Whether it's fear by the paper to represent the entire truth, or tactically seeking to distance itself from prominently apportioning blame, it's clear in this instance that this sad story, is being handled subjectively.

Friday, 11 August 2017


It's been a grueling last few days in Kenya, in yet another competitive General Election. The actual polling day was remarkably smooth, with only a few challenges. Then came the tallying of votes and all manner of electoral malpractice allegations started to be thrown around. The media had a difficult task of verifying information. But in the end, a winner was officially declared.

Covering the election as a journalist is not an easy affair. The pressure to deliver timely and factual content is almost unbearable.

Many local newsrooms were on a long-haul mode, interspersing live updates from main studios, with live links to reporters scattered across Kenya.

All manner of political analysts and pseudo-experts were also accorded acres of space and copious airtime to either showcase their grasp of issues, or 'regale' the audience with their ignorance.

And not many people were satisfied with the media coverage.

I, too, had many a cue cringe moments, especially when rookie TV reporters had their on-screen moment of fame, (or is it infamy?), or when the calibre of questions being fielded at pressers came off as a tad elementary.

In all fairness though, the media did not utterly disappoint.

There's always room for improvement, but there were positives to build on. And that's my point!

Thursday, 3 August 2017


It's only a matter of days now before Kenya's General Election. The country has nevertheless almost perpetually been in an electioneering mode, ever since the last polls. The newsroom frenzy of election campaigns coverage has seen the media and politicians form an unwilling alliance. Is it surprising then that a newspaper can deem it fit to ditch formalities and just refer a prominent politician by his political stage name?

Is it a case of too much familiarity?

Maybe it is yet another attempt to try and match the style and lingo of millennials.

Or is the shortened version of the name more convenient for the available space for the headline?

Whichever the case may be, it is a tad distressing for a national paper to assume any potential reader, will understand who the person they are referring to is, be they locals or foreigners.

One is even tempted to think that at this rate, we'll soon start seeing the media having no qualms about using popular nicknames like Rao, Uunye, MaDVD, or other more disparaging references, on first mention.

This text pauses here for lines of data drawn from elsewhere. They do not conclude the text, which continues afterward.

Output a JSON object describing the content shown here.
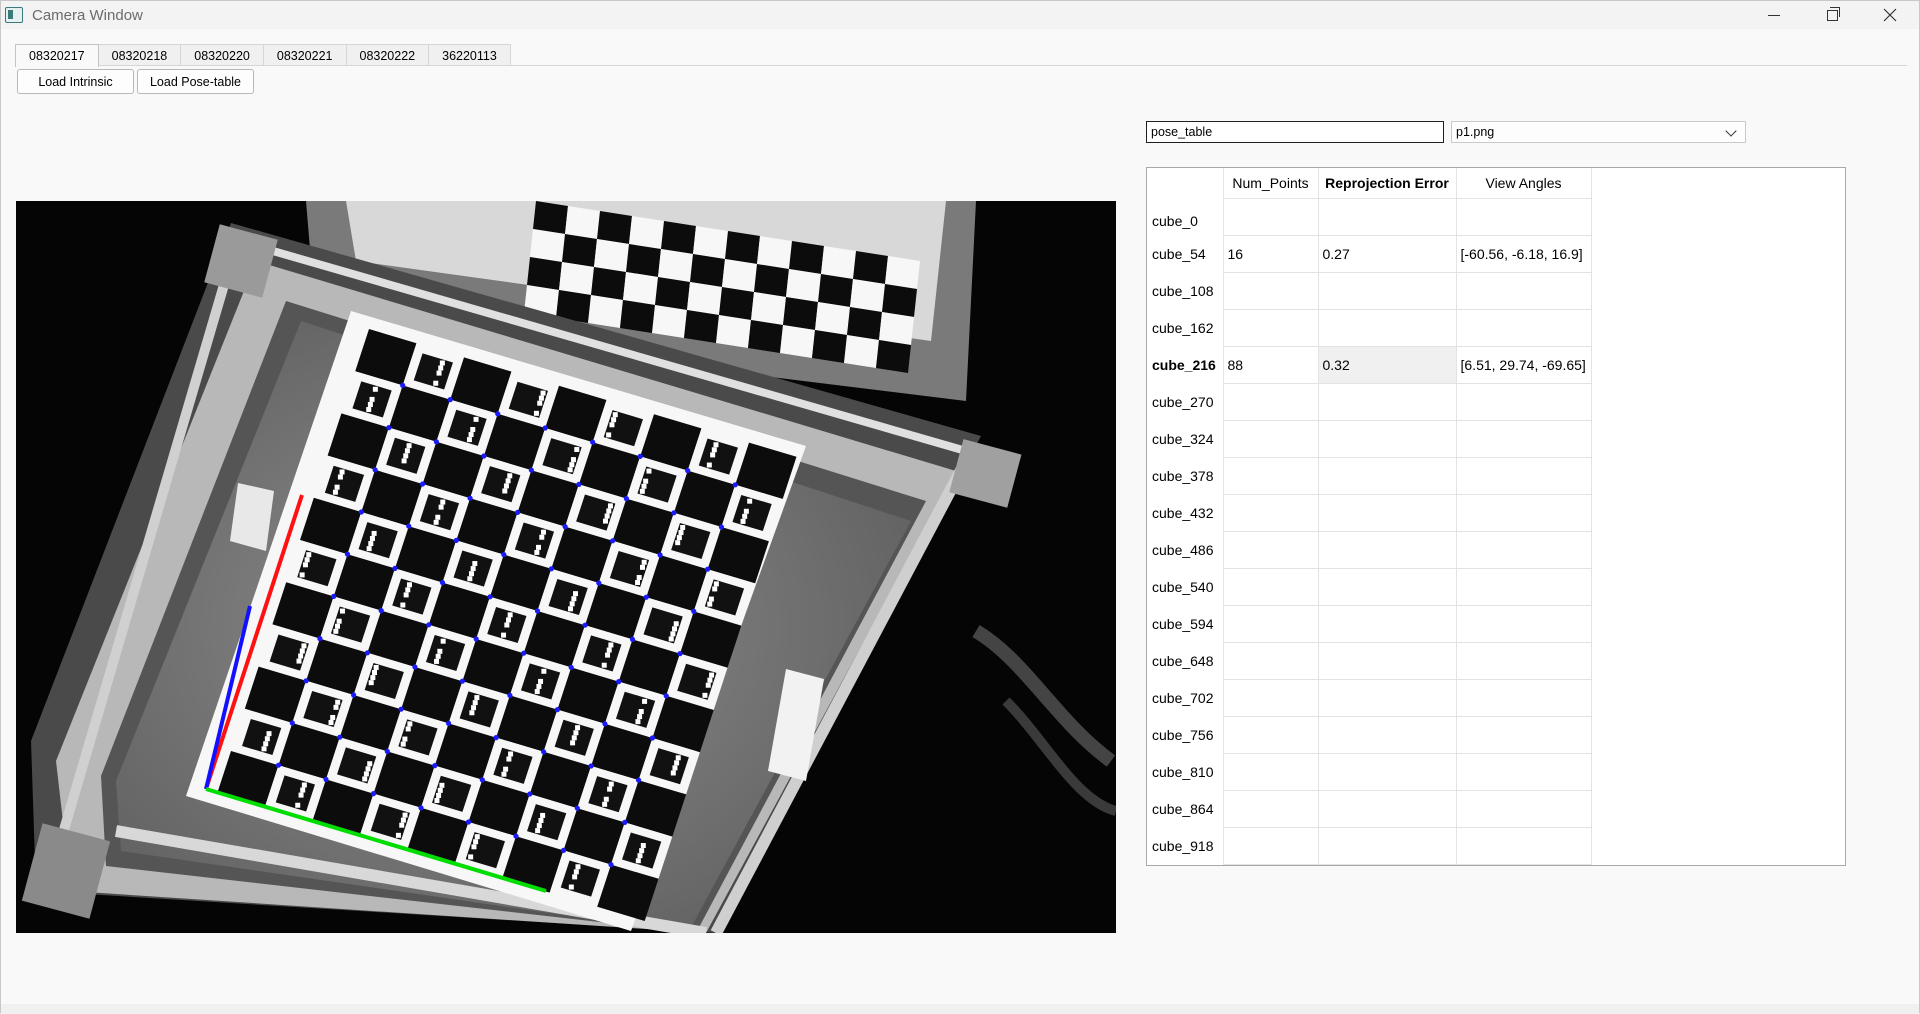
{
  "window": {
    "title": "Camera Window"
  },
  "tabs": [
    {
      "label": "08320217",
      "active": true
    },
    {
      "label": "08320218",
      "active": false
    },
    {
      "label": "08320220",
      "active": false
    },
    {
      "label": "08320221",
      "active": false
    },
    {
      "label": "08320222",
      "active": false
    },
    {
      "label": "36220113",
      "active": false
    }
  ],
  "toolbar": {
    "load_intrinsic": "Load Intrinsic",
    "load_pose_table": "Load Pose-table"
  },
  "controls": {
    "pose_input_value": "pose_table",
    "image_select_value": "p1.png"
  },
  "table": {
    "headers": [
      "Num_Points",
      "Reprojection Error",
      "View Angles"
    ],
    "rows": [
      {
        "label": "cube_0",
        "num_points": "",
        "error": "",
        "angles": ""
      },
      {
        "label": "cube_54",
        "num_points": "16",
        "error": "0.27",
        "angles": "[-60.56, -6.18, 16.9]"
      },
      {
        "label": "cube_108",
        "num_points": "",
        "error": "",
        "angles": ""
      },
      {
        "label": "cube_162",
        "num_points": "",
        "error": "",
        "angles": ""
      },
      {
        "label": "cube_216",
        "num_points": "88",
        "error": "0.32",
        "angles": "[6.51, 29.74, -69.65]",
        "selected": true
      },
      {
        "label": "cube_270",
        "num_points": "",
        "error": "",
        "angles": ""
      },
      {
        "label": "cube_324",
        "num_points": "",
        "error": "",
        "angles": ""
      },
      {
        "label": "cube_378",
        "num_points": "",
        "error": "",
        "angles": ""
      },
      {
        "label": "cube_432",
        "num_points": "",
        "error": "",
        "angles": ""
      },
      {
        "label": "cube_486",
        "num_points": "",
        "error": "",
        "angles": ""
      },
      {
        "label": "cube_540",
        "num_points": "",
        "error": "",
        "angles": ""
      },
      {
        "label": "cube_594",
        "num_points": "",
        "error": "",
        "angles": ""
      },
      {
        "label": "cube_648",
        "num_points": "",
        "error": "",
        "angles": ""
      },
      {
        "label": "cube_702",
        "num_points": "",
        "error": "",
        "angles": ""
      },
      {
        "label": "cube_756",
        "num_points": "",
        "error": "",
        "angles": ""
      },
      {
        "label": "cube_810",
        "num_points": "",
        "error": "",
        "angles": ""
      },
      {
        "label": "cube_864",
        "num_points": "",
        "error": "",
        "angles": ""
      },
      {
        "label": "cube_918",
        "num_points": "",
        "error": "",
        "angles": ""
      }
    ]
  },
  "camera_view": {
    "image": "calibration-board-photo",
    "axis_colors": {
      "x": "#00dd00",
      "y": "#ff1111",
      "z": "#1111ff"
    },
    "corner_color": "#1a1aff"
  },
  "icons": {
    "app": "camera-window-icon",
    "minimize": "minimize-icon",
    "maximize": "restore-icon",
    "close": "close-icon",
    "dropdown": "chevron-down-icon"
  }
}
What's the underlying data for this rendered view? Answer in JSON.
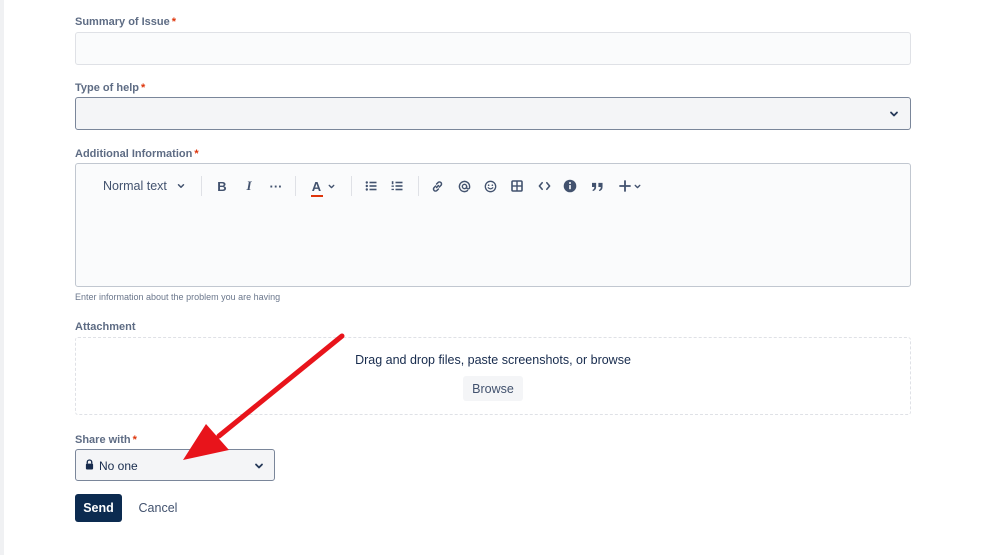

If that is the trend, then I fear we could soon be seeing the local mainstream media disastrously mimicking social media parlance, in a desperate attempt to retain a vanishing audience, in order to remain relevant and viable.

Quotation marks would have sufficed here, but don't quote me!